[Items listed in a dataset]
++++++++++

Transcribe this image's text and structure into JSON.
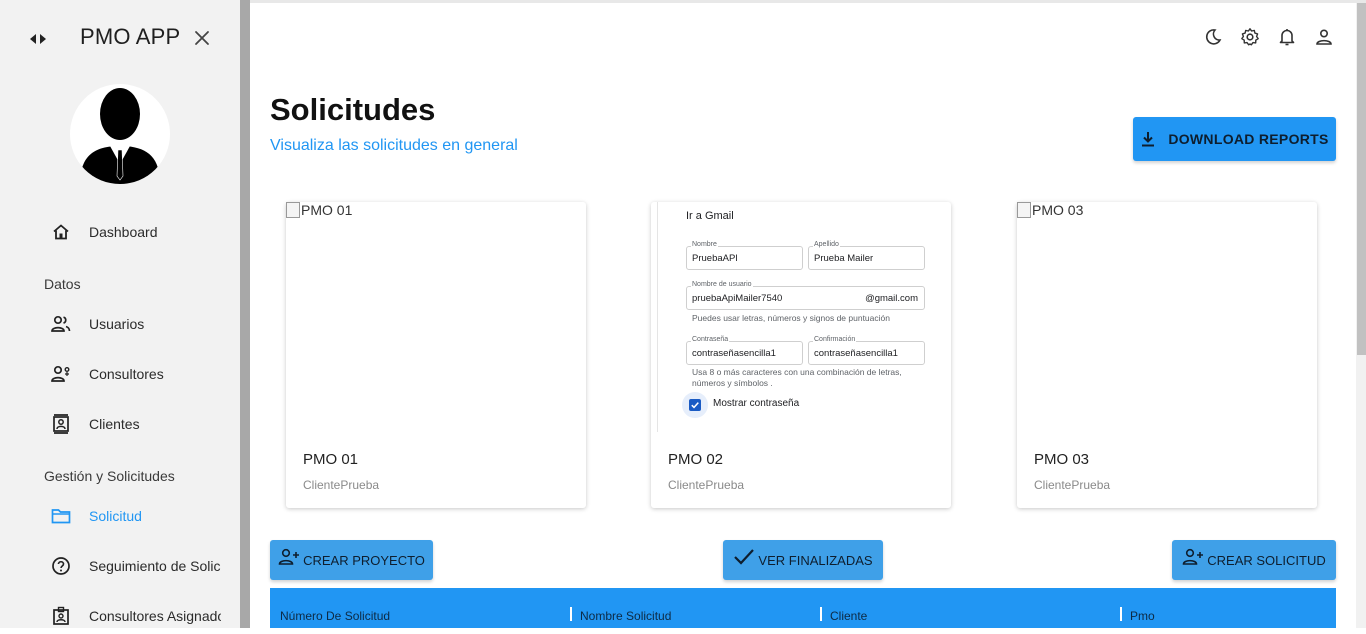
{
  "app": {
    "title": "PMO APP"
  },
  "sidebar": {
    "toggle_icon": "collapse-toggle-icon",
    "close_icon": "close-icon",
    "sections": {
      "datos": "Datos",
      "gestion": "Gestión y Solicitudes"
    },
    "items": [
      {
        "label": "Dashboard",
        "icon": "home-icon"
      },
      {
        "label": "Usuarios",
        "icon": "users-icon"
      },
      {
        "label": "Consultores",
        "icon": "consultant-icon"
      },
      {
        "label": "Clientes",
        "icon": "contact-card-icon"
      },
      {
        "label": "Solicitud",
        "icon": "folder-icon",
        "active": true
      },
      {
        "label": "Seguimiento de Solicitudes",
        "icon": "help-circle-icon"
      },
      {
        "label": "Consultores Asignados",
        "icon": "assigned-badge-icon"
      }
    ]
  },
  "topbar": {
    "icons": [
      "dark-mode-icon",
      "settings-icon",
      "notifications-icon",
      "account-icon"
    ]
  },
  "header": {
    "title": "Solicitudes",
    "subtitle": "Visualiza las solicitudes en general",
    "download_label": "DOWNLOAD REPORTS"
  },
  "cards": [
    {
      "alt": "PMO 01",
      "name": "PMO 01",
      "client": "ClientePrueba"
    },
    {
      "alt": "",
      "name": "PMO 02",
      "client": "ClientePrueba"
    },
    {
      "alt": "PMO 03",
      "name": "PMO 03",
      "client": "ClientePrueba"
    }
  ],
  "gmail": {
    "title": "Ir a Gmail",
    "nombre_label": "Nombre",
    "nombre": "PruebaAPI",
    "apellido_label": "Apellido",
    "apellido": "Prueba Mailer",
    "usuario_label": "Nombre de usuario",
    "usuario": "pruebaApiMailer7540",
    "suffix": "@gmail.com",
    "usuario_hint": "Puedes usar letras, números y signos de puntuación",
    "pass_label": "Contraseña",
    "pass": "contraseñasencilla1",
    "confirm_label": "Confirmación",
    "confirm": "contraseñasencilla1",
    "pass_hint": "Usa 8 o más caracteres con una combinación de letras, números y símbolos .",
    "show_password": "Mostrar contraseña",
    "show_password_checked": true
  },
  "actions": {
    "crear_proyecto": "CREAR PROYECTO",
    "ver_finalizadas": "VER FINALIZADAS",
    "crear_solicitud": "CREAR SOLICITUD"
  },
  "table": {
    "columns": [
      "Número De Solicitud",
      "Nombre Solicitud",
      "Cliente",
      "Pmo"
    ]
  },
  "colors": {
    "accent": "#2196f3",
    "sidebar_bg": "#f2f2f2",
    "divider": "#a8a8a8"
  }
}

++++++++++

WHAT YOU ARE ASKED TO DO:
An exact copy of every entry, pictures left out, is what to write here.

EXPECTED ANSWER:
Transcribe this image's text and structure into JSON.
{
  "app": {
    "title": "PMO APP"
  },
  "sidebar": {
    "toggle_icon": "collapse-toggle-icon",
    "close_icon": "close-icon",
    "sections": {
      "datos": "Datos",
      "gestion": "Gestión y Solicitudes"
    },
    "items": [
      {
        "label": "Dashboard",
        "icon": "home-icon"
      },
      {
        "label": "Usuarios",
        "icon": "users-icon"
      },
      {
        "label": "Consultores",
        "icon": "consultant-icon"
      },
      {
        "label": "Clientes",
        "icon": "contact-card-icon"
      },
      {
        "label": "Solicitud",
        "icon": "folder-icon",
        "active": true
      },
      {
        "label": "Seguimiento de Solicitudes",
        "icon": "help-circle-icon"
      },
      {
        "label": "Consultores Asignados",
        "icon": "assigned-badge-icon"
      }
    ]
  },
  "topbar": {
    "icons": [
      "dark-mode-icon",
      "settings-icon",
      "notifications-icon",
      "account-icon"
    ]
  },
  "header": {
    "title": "Solicitudes",
    "subtitle": "Visualiza las solicitudes en general",
    "download_label": "DOWNLOAD REPORTS"
  },
  "cards": [
    {
      "alt": "PMO 01",
      "name": "PMO 01",
      "client": "ClientePrueba"
    },
    {
      "alt": "",
      "name": "PMO 02",
      "client": "ClientePrueba"
    },
    {
      "alt": "PMO 03",
      "name": "PMO 03",
      "client": "ClientePrueba"
    }
  ],
  "gmail": {
    "title": "Ir a Gmail",
    "nombre_label": "Nombre",
    "nombre": "PruebaAPI",
    "apellido_label": "Apellido",
    "apellido": "Prueba Mailer",
    "usuario_label": "Nombre de usuario",
    "usuario": "pruebaApiMailer7540",
    "suffix": "@gmail.com",
    "usuario_hint": "Puedes usar letras, números y signos de puntuación",
    "pass_label": "Contraseña",
    "pass": "contraseñasencilla1",
    "confirm_label": "Confirmación",
    "confirm": "contraseñasencilla1",
    "pass_hint": "Usa 8 o más caracteres con una combinación de letras, números y símbolos .",
    "show_password": "Mostrar contraseña",
    "show_password_checked": true
  },
  "actions": {
    "crear_proyecto": "CREAR PROYECTO",
    "ver_finalizadas": "VER FINALIZADAS",
    "crear_solicitud": "CREAR SOLICITUD"
  },
  "table": {
    "columns": [
      "Número De Solicitud",
      "Nombre Solicitud",
      "Cliente",
      "Pmo"
    ]
  },
  "colors": {
    "accent": "#2196f3",
    "sidebar_bg": "#f2f2f2",
    "divider": "#a8a8a8"
  }
}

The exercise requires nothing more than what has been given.